> Problem
From the material below, copy each line that holds the word "value".

> Entries shown
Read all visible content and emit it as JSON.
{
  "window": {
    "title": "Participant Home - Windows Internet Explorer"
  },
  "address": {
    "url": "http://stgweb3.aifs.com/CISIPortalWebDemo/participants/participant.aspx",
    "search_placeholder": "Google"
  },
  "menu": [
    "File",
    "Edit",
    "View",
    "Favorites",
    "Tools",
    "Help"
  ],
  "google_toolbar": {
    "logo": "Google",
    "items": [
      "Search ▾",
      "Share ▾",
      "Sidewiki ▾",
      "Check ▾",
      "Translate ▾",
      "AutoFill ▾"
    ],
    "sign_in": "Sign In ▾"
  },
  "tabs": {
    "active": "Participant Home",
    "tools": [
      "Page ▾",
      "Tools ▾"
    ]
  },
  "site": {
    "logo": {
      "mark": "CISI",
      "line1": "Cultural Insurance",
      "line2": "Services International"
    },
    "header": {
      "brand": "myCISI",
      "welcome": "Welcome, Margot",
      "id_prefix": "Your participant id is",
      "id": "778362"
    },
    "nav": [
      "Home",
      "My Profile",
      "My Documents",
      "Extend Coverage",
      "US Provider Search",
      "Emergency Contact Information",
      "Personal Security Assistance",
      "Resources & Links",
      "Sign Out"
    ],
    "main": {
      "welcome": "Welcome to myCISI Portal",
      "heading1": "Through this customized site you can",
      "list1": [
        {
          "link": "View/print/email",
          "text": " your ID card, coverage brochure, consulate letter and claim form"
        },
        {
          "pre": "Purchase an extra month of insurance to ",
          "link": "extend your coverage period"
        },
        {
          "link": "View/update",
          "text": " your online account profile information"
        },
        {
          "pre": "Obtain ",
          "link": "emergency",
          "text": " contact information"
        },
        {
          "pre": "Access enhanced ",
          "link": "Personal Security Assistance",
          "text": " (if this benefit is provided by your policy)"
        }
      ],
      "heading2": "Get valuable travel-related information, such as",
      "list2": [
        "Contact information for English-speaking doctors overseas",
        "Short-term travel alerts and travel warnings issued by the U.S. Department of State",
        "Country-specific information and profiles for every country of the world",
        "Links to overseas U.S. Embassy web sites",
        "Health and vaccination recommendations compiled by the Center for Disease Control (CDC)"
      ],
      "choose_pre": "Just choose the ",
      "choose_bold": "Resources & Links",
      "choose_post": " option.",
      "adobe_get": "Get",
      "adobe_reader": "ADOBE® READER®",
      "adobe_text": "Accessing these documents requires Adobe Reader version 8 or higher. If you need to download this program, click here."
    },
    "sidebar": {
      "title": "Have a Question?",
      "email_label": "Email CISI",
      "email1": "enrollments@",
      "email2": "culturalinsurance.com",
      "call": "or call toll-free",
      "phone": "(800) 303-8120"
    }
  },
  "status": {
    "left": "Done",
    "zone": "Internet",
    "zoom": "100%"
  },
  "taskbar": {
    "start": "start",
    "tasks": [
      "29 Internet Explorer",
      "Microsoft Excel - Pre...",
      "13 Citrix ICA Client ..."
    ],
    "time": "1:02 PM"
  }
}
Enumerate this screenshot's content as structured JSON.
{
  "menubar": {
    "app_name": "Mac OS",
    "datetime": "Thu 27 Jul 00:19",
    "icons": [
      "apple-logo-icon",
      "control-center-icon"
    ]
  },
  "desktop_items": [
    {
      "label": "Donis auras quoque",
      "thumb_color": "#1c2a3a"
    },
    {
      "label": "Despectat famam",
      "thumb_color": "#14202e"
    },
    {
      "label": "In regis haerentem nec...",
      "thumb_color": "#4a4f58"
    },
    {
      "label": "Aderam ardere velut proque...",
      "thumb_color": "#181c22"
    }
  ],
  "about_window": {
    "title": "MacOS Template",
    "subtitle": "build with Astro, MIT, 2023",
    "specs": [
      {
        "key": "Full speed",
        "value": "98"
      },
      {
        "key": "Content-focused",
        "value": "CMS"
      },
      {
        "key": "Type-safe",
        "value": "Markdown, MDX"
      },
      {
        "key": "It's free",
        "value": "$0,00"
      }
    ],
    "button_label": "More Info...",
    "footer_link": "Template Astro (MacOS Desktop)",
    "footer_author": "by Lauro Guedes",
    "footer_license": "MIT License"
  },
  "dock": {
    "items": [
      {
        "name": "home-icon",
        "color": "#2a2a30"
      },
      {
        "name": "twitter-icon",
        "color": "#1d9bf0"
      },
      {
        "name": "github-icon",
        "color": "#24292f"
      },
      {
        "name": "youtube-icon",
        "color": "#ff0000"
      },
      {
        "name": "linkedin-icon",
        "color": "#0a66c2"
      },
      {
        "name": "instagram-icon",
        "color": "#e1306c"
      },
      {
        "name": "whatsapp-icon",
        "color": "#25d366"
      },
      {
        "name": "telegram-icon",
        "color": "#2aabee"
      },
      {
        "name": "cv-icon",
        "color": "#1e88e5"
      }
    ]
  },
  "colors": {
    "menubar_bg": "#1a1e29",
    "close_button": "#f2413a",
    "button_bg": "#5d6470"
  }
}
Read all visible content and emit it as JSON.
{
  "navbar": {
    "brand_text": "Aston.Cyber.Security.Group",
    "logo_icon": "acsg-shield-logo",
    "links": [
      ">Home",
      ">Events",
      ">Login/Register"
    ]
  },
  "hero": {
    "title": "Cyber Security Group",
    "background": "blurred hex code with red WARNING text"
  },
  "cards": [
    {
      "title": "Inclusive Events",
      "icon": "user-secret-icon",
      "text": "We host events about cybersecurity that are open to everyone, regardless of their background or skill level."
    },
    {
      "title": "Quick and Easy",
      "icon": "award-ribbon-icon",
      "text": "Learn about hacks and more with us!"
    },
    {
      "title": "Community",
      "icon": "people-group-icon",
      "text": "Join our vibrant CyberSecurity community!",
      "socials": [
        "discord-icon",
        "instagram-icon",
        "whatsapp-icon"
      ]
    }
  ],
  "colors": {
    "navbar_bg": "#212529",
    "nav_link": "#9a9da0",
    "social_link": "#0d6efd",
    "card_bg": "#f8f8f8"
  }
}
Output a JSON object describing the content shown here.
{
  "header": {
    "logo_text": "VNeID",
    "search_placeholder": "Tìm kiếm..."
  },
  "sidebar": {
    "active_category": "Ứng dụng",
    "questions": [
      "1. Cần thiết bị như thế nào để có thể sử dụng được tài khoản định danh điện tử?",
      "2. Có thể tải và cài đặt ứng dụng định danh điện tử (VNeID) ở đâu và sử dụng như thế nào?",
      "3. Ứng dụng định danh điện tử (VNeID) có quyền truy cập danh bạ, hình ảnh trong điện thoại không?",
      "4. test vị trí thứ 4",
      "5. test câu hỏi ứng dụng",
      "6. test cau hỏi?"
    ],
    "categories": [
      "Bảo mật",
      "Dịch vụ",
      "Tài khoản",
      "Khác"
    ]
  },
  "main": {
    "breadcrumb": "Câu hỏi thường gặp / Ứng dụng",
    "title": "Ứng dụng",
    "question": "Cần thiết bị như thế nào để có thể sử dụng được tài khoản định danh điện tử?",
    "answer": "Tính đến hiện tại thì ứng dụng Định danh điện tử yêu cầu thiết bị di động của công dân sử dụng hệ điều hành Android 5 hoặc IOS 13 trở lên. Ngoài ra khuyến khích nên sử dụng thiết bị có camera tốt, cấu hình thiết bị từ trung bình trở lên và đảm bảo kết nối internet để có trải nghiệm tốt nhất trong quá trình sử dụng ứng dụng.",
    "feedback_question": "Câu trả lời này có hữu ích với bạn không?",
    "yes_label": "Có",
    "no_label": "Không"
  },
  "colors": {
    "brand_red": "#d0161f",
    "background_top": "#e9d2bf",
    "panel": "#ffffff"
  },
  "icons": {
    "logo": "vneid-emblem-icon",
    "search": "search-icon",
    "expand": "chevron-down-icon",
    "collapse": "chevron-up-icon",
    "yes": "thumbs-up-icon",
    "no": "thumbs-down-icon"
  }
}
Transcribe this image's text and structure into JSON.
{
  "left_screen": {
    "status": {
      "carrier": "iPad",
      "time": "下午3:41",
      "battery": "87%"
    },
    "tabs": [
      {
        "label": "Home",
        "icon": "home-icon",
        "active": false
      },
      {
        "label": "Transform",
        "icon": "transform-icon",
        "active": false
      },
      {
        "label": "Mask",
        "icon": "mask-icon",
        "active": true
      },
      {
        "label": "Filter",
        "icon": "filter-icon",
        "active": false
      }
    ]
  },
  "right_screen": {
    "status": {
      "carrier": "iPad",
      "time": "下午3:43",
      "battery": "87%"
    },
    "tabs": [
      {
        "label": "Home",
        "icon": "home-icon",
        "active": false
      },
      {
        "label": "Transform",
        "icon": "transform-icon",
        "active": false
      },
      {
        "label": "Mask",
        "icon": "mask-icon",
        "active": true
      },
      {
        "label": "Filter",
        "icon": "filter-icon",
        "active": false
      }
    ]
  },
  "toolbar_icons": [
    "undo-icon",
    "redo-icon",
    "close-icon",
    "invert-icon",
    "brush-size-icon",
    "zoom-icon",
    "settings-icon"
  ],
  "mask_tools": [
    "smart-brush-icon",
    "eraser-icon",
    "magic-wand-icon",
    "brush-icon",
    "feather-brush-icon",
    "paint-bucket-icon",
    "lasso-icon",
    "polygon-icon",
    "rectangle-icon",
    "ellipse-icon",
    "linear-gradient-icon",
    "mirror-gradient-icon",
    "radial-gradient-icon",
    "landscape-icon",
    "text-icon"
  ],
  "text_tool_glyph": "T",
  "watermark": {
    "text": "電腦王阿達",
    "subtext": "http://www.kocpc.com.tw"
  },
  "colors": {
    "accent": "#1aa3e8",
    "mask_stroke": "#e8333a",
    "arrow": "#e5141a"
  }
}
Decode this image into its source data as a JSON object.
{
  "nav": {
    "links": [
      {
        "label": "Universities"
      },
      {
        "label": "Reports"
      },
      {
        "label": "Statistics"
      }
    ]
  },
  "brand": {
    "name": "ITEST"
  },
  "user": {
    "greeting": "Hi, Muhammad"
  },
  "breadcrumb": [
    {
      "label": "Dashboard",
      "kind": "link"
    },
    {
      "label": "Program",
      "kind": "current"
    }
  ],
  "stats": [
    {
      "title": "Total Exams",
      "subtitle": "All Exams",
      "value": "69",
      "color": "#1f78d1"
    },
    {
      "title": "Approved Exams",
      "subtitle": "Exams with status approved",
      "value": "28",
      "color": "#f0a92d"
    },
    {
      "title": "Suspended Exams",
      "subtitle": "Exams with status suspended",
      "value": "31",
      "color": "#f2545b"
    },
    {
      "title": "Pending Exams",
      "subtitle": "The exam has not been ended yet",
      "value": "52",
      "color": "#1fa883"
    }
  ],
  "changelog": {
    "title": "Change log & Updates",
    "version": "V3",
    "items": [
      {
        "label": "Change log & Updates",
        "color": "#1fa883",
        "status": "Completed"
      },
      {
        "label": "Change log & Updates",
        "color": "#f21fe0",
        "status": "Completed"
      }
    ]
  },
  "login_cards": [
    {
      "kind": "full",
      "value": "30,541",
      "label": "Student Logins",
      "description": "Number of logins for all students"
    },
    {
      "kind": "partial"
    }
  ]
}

> Answer to the exercise
        "value": "98"
        "value": "CMS"
        "value": "Markdown, MDX"
        "value": "$0,00"
      "value": "69",
      "value": "28",
      "value": "31",
      "value": "52",
      "value": "30,541",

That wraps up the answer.